Ports and airports have been closed, rail services are restricted and ships are rearranging port calls after many containerships fled. Cargo ships have powered away from the storm and were seeking shelter on the west side of the islands of the Caribbean. Specialised forecasters were working with shippers to map out the best route.
Maersk sent an advisory to customers showing the location of its ships and changes to the services. More than 50 of its vessels appear to have been impacted. Changes to operations include missed port calls and delays as ships wait for ports to reopen.
Ports in eight port sectors in the Caribbean, Florida, North Carolina, and South Carolina are either closed or open with restrictions. Everglades, Palm Beach, Savannah, Panama City, Jacksonville, Canaveral, Tampa, Port Manatee and all ports in Key West have all been closed and are reopening over the coming days. The port of Miami reopened on Wednesday. Fort Lauderdale-Hollywood International Airport reopened on Tuesday morning after being closed for more than three days.
The port of Charleston has also reopened with no damage, and the CMA CGM shipping line has resumed its scheduled visit of the Theordore Rooselvelt container ship into Charleston. The Roosevelt is the largest container ship to visit East Coast ports, capable of hauling up to 14,855 cargo boxes. Its Charleston visit has been delayed three times because of weather

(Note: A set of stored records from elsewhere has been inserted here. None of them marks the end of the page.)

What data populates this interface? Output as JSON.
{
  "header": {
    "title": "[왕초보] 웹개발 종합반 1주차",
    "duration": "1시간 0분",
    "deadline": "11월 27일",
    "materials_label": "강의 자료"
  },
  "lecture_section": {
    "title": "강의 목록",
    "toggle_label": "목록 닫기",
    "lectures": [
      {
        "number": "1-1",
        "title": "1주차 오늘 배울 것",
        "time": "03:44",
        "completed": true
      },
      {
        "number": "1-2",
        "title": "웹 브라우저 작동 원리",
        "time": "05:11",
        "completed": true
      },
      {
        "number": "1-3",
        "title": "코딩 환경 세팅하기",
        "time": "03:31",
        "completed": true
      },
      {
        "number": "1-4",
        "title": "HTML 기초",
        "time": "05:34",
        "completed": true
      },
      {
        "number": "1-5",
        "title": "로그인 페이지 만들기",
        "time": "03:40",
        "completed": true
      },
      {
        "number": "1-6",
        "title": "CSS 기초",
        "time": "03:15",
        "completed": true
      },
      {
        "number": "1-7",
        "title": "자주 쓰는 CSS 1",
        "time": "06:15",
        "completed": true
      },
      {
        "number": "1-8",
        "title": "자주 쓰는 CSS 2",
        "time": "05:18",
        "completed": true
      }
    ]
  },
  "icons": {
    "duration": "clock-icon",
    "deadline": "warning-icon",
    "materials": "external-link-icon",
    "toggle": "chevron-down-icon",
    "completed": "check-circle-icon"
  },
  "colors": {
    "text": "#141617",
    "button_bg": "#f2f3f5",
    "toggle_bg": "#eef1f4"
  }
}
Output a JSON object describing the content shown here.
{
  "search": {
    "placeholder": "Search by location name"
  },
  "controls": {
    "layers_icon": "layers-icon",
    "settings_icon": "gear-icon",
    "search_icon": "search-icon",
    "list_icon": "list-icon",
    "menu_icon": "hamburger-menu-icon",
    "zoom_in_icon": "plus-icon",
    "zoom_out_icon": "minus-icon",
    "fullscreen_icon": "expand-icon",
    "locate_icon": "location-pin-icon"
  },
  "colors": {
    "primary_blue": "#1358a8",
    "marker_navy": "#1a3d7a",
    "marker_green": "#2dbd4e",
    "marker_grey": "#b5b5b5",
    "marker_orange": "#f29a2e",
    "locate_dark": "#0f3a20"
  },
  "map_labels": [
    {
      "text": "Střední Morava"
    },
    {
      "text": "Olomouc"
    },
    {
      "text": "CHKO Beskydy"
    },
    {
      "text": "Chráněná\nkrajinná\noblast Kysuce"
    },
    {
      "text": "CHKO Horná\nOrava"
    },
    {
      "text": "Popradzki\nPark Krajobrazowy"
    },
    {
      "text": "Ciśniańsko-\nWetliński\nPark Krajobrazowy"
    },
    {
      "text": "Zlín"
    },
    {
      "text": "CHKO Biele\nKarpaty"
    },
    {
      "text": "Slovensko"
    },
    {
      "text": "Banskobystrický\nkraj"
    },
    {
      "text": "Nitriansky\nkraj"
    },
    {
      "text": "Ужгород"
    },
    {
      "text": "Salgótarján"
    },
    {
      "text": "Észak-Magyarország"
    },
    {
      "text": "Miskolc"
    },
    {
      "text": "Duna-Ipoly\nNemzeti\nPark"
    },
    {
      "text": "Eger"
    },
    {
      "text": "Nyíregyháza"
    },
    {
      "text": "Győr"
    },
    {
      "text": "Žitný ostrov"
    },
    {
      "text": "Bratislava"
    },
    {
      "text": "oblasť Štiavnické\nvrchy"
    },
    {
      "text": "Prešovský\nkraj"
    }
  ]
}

One issue that has become more apparent is that Florida’s reliance on its ports to bring in 90 percent of its gasoline has created a shortage, potentially leaving people who evacuated for Hurricane Irma stranded as they drive back home. Florida’s fuel resources will remain tight until the state’s five ports that accept fuel can be cleared to accept more tankers.
Our thoughts are with all those affected by the hurricane, and especially to those families who lost loved ones. Many people are without homes and electricity, and it will take a long time for calm to be restored. The relief effort has already begun, and will continue for some time to come.